TASK INSTRUCTIONS:
For each record here, output an exact copy.

WORKING DATA:
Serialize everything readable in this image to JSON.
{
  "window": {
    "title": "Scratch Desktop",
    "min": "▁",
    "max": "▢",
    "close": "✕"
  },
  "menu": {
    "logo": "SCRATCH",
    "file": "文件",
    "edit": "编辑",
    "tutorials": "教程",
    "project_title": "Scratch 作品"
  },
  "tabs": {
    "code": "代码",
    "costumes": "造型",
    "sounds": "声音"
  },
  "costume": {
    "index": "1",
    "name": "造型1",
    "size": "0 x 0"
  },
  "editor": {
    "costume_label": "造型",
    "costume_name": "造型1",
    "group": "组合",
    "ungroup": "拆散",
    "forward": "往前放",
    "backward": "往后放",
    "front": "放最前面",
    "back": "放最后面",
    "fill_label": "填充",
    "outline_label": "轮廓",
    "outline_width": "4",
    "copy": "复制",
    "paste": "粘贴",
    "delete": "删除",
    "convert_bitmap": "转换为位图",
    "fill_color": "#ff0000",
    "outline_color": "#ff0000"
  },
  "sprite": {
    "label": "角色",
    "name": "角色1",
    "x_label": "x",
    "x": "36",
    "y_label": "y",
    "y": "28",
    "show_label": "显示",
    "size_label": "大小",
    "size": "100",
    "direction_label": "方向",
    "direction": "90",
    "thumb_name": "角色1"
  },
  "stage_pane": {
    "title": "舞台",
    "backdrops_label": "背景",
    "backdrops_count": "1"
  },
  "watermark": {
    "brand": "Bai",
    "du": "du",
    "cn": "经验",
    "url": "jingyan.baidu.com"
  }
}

SOLUTION FOR THIS PROBLEM:
Serialize everything readable in this image to JSON.
{
  "window": {
    "title": "Scratch Desktop",
    "min": "▁",
    "max": "▢",
    "close": "✕"
  },
  "menu": {
    "logo": "SCRATCH",
    "file": "文件",
    "edit": "编辑",
    "tutorials": "教程",
    "project_title": "Scratch 作品"
  },
  "tabs": {
    "code": "代码",
    "costumes": "造型",
    "sounds": "声音"
  },
  "costume": {
    "index": "1",
    "name": "造型1",
    "size": "0 x 0"
  },
  "editor": {
    "costume_label": "造型",
    "costume_name": "造型1",
    "group": "组合",
    "ungroup": "拆散",
    "forward": "往前放",
    "backward": "往后放",
    "front": "放最前面",
    "back": "放最后面",
    "fill_label": "填充",
    "outline_label": "轮廓",
    "outline_width": "4",
    "copy": "复制",
    "paste": "粘贴",
    "delete": "删除",
    "convert_bitmap": "转换为位图",
    "fill_color": "#ff0000",
    "outline_color": "#ff0000"
  },
  "sprite": {
    "label": "角色",
    "name": "角色1",
    "x_label": "x",
    "x": "36",
    "y_label": "y",
    "y": "28",
    "show_label": "显示",
    "size_label": "大小",
    "size": "100",
    "direction_label": "方向",
    "direction": "90",
    "thumb_name": "角色1"
  },
  "stage_pane": {
    "title": "舞台",
    "backdrops_label": "背景",
    "backdrops_count": "1"
  },
  "watermark": {
    "brand": "Bai",
    "du": "du",
    "cn": "经验",
    "url": "jingyan.baidu.com"
  }
}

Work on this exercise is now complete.